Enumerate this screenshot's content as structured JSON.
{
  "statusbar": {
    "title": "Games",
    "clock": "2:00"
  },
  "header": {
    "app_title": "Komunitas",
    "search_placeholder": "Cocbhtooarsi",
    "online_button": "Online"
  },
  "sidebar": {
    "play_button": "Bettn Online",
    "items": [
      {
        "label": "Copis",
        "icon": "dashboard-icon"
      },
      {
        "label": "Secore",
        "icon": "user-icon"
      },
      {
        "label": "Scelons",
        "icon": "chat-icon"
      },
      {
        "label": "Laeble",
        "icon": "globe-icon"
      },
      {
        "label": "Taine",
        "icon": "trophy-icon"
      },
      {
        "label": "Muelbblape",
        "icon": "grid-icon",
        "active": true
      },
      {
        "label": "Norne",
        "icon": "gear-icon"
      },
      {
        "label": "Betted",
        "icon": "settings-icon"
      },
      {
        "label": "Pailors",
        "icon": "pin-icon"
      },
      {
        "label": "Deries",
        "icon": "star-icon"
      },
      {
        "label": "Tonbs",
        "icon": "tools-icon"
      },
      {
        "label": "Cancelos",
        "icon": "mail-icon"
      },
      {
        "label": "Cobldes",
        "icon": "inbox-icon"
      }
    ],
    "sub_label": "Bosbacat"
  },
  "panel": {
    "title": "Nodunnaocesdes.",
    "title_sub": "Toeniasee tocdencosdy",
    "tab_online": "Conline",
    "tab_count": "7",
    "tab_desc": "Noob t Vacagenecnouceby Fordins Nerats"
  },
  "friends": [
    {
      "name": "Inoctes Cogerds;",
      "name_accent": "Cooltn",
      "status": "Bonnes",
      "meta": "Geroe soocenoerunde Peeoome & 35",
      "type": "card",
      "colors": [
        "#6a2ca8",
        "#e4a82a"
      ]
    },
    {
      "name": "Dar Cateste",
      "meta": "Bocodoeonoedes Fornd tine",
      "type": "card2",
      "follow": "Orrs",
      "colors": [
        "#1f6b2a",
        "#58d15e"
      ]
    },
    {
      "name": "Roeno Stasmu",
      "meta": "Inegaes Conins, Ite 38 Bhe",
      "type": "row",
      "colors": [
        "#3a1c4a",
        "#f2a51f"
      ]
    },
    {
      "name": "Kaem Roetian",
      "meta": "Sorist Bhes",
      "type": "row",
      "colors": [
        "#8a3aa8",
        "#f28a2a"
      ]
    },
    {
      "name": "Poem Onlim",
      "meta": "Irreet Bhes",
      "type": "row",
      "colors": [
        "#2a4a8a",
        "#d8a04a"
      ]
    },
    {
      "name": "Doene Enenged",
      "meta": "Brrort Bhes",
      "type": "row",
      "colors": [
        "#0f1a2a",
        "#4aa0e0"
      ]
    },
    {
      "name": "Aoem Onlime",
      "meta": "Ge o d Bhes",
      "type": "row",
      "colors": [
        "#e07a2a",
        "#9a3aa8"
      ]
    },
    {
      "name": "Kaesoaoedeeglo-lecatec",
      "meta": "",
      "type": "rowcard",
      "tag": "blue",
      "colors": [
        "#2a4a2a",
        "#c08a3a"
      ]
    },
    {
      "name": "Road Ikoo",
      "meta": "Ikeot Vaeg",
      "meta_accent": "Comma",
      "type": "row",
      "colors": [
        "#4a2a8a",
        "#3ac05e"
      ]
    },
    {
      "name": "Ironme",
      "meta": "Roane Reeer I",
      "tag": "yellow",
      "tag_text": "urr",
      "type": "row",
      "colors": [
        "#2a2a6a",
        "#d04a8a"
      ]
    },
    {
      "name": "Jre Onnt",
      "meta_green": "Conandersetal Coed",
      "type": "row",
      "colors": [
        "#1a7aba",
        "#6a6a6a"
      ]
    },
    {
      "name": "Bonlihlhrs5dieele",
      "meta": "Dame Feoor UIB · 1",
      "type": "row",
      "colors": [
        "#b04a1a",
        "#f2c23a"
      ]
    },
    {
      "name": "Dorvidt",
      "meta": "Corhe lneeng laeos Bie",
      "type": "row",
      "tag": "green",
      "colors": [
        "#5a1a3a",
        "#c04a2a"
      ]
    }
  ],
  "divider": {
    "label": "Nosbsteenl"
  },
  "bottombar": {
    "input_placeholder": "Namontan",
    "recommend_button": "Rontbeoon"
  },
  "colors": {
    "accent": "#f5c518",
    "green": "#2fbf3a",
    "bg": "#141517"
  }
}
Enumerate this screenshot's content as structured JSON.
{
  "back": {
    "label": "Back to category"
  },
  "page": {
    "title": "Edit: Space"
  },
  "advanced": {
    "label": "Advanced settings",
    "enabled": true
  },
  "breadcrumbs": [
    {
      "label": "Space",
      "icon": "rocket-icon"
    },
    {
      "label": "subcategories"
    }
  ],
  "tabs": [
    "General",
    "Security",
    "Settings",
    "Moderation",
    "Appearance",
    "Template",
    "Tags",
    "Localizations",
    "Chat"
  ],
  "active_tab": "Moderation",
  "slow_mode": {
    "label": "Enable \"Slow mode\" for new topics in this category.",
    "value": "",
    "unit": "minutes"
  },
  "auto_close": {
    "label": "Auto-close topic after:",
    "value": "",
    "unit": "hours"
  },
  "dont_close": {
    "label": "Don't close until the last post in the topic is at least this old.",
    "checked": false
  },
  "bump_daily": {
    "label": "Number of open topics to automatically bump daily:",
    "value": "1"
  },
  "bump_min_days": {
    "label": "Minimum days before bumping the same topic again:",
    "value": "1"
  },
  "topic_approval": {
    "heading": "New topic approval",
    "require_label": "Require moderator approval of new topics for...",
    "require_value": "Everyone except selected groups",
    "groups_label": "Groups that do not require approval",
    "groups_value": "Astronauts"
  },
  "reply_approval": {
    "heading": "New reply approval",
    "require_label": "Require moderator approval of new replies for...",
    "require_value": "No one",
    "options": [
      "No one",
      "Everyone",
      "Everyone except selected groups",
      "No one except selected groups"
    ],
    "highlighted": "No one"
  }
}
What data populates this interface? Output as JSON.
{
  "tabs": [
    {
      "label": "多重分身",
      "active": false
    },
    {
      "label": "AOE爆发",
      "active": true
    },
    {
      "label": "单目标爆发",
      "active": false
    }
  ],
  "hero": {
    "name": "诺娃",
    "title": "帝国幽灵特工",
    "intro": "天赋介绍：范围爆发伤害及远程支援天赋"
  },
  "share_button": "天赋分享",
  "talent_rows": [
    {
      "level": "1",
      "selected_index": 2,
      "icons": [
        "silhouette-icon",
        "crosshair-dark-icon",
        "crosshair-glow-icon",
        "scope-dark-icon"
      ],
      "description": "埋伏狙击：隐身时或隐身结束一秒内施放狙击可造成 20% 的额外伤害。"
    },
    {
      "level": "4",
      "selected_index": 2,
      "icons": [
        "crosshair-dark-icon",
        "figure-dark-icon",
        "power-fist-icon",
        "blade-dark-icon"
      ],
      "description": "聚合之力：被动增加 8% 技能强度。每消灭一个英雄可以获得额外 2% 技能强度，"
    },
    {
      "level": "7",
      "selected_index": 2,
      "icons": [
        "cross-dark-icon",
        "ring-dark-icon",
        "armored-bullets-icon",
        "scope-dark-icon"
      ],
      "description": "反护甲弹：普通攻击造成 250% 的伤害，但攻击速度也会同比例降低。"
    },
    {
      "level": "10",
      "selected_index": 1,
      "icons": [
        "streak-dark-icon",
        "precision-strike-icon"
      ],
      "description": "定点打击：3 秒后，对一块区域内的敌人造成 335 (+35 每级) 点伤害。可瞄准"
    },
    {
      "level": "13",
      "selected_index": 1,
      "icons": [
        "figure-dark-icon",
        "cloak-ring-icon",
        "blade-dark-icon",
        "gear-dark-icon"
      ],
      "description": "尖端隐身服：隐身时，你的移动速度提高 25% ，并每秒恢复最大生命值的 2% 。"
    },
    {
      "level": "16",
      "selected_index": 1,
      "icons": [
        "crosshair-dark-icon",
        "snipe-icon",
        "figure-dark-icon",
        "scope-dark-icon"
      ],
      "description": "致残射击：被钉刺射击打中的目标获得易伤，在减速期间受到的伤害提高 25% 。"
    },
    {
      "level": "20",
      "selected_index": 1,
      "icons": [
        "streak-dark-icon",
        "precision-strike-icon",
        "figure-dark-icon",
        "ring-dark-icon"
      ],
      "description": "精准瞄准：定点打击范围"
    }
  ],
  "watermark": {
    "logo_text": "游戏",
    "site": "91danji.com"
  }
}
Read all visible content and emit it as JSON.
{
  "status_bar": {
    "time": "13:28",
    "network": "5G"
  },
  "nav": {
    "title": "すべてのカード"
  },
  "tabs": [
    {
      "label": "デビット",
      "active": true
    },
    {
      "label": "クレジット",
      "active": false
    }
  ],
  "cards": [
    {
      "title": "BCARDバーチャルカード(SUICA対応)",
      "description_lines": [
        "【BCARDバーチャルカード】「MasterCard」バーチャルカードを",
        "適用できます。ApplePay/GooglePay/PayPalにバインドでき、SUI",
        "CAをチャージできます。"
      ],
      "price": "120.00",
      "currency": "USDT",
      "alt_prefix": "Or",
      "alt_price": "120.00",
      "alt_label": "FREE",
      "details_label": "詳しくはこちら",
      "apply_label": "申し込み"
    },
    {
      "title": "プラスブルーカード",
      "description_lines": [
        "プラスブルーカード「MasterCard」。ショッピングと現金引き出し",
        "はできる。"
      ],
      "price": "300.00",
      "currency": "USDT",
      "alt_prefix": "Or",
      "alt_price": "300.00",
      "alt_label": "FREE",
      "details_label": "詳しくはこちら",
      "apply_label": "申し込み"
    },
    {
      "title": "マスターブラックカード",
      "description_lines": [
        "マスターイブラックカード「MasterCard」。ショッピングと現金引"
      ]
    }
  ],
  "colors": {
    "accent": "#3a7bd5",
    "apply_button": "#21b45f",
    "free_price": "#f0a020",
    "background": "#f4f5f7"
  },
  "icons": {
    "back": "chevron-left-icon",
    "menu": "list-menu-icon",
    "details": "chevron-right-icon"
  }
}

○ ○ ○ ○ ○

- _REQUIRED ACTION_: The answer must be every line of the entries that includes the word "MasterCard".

- _TASK ANSWER_:
        "【BCARDバーチャルカード】「MasterCard」バーチャルカードを",
        "プラスブルーカード「MasterCard」。ショッピングと現金引き出し",
        "マスターイブラックカード「MasterCard」。ショッピングと現金引"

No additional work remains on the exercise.